Non-residence or unlawful absence is punishable in law. Canons lose all share in the daily distributions unless actually present in choir. Where it is permitted they may use with moderation the privilege of appointing substitutes. Besides being guilty of mortal sin, bishops and rectors who violate the law of residence forfeit the fruits, i. ‘e. salary or income, of their benefices in proportion to the time of their absence. A certain amount may be retained in recompense for other duties discharged, such as the application of Mass etc. The money forfeited is used in repairing churches or in works of piety. Bishops also lose whatever rights and privileges they possess as assistants to the papal throne. Continued infringement of the law may be more severely punished, even by deposition. If a bishop is absent more than a year, he must be denounced to the pope by his metropolitan. If the metropolitan be thus absent, the duty of reporting the matter devolves on the senior suffragan bishop. A parochial residence of one month suffices for the licit contracting of marriage in the parish (Ne temere, art. 5): the mere fact of thirty days stay, even though by chance, if morally continuous, is sufficient. By such residence one becomes a parishioner as far as marriage is concerned, and although retaining a domicile or quasi-domicile elsewhere may obtain matrimonial dispensations from the ordinary of the place of residence. Canonists are not agreed whether this is true in the case of one who, though living in a diocese for some time, e.g. a week, only in various parishes, has not acquired a parochial residence of a month.
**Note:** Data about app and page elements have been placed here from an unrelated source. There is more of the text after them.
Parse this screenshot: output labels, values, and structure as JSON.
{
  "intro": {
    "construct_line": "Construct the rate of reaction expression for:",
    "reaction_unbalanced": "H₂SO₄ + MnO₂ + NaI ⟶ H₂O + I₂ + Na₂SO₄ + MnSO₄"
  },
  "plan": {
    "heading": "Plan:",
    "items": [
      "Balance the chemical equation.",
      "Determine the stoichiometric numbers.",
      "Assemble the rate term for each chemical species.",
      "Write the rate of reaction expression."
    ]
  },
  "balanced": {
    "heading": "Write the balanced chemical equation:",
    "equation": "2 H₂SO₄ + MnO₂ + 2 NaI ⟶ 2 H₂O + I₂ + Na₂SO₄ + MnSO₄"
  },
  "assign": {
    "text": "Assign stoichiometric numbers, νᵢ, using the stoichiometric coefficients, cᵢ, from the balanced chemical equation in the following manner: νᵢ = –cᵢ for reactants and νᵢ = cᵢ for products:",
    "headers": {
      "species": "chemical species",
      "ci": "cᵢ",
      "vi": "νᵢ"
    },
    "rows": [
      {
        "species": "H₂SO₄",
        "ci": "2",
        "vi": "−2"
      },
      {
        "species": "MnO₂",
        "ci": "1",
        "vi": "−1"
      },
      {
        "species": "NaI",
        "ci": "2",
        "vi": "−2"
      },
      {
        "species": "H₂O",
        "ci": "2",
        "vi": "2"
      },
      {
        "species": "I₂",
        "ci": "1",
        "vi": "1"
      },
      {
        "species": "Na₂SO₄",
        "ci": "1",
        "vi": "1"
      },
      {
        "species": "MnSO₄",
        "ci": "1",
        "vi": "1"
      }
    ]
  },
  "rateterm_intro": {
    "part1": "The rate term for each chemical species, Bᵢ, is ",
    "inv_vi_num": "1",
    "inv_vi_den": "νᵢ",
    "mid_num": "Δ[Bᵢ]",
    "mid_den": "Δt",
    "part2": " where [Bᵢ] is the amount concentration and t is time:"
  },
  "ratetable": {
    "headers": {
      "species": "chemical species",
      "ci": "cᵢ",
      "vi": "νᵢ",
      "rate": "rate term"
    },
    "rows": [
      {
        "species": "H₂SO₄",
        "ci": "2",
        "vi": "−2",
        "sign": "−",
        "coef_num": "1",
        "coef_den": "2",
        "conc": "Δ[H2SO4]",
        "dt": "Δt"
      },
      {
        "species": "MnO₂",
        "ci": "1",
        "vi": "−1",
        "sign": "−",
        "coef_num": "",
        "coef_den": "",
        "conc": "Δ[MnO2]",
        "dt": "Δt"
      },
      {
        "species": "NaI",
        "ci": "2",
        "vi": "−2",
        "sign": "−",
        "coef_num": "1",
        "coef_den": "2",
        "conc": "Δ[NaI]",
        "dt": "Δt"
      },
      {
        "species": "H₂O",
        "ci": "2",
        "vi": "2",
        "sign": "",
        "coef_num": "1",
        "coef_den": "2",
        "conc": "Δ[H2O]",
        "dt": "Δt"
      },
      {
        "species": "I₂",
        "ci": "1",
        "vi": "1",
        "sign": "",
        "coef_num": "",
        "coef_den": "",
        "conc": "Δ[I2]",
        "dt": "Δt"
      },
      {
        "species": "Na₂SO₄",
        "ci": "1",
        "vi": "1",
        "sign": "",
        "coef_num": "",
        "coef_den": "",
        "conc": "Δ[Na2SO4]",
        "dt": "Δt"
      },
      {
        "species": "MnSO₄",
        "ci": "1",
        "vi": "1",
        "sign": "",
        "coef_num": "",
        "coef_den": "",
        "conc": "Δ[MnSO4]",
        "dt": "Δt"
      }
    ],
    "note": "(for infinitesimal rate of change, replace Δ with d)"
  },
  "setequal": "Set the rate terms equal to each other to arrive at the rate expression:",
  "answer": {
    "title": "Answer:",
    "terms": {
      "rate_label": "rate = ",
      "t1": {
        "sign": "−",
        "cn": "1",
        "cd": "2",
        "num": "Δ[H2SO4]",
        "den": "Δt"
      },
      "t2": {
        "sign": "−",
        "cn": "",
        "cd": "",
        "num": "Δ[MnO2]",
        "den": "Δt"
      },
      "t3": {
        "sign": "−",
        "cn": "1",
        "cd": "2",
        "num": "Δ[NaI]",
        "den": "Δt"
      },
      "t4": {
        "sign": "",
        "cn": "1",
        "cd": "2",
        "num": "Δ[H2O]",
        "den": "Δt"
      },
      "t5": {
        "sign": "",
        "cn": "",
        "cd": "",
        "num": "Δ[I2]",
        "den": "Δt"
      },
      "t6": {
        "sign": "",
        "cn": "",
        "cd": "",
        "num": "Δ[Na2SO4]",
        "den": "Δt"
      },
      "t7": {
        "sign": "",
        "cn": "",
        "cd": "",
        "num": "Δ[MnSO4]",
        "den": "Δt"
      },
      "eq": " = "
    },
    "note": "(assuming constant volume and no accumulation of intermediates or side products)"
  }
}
It is certain that the previous legislation contemplated a parochial, not a diocesan, domicile or quasi-domicile.
ANDREW B. MEEHAN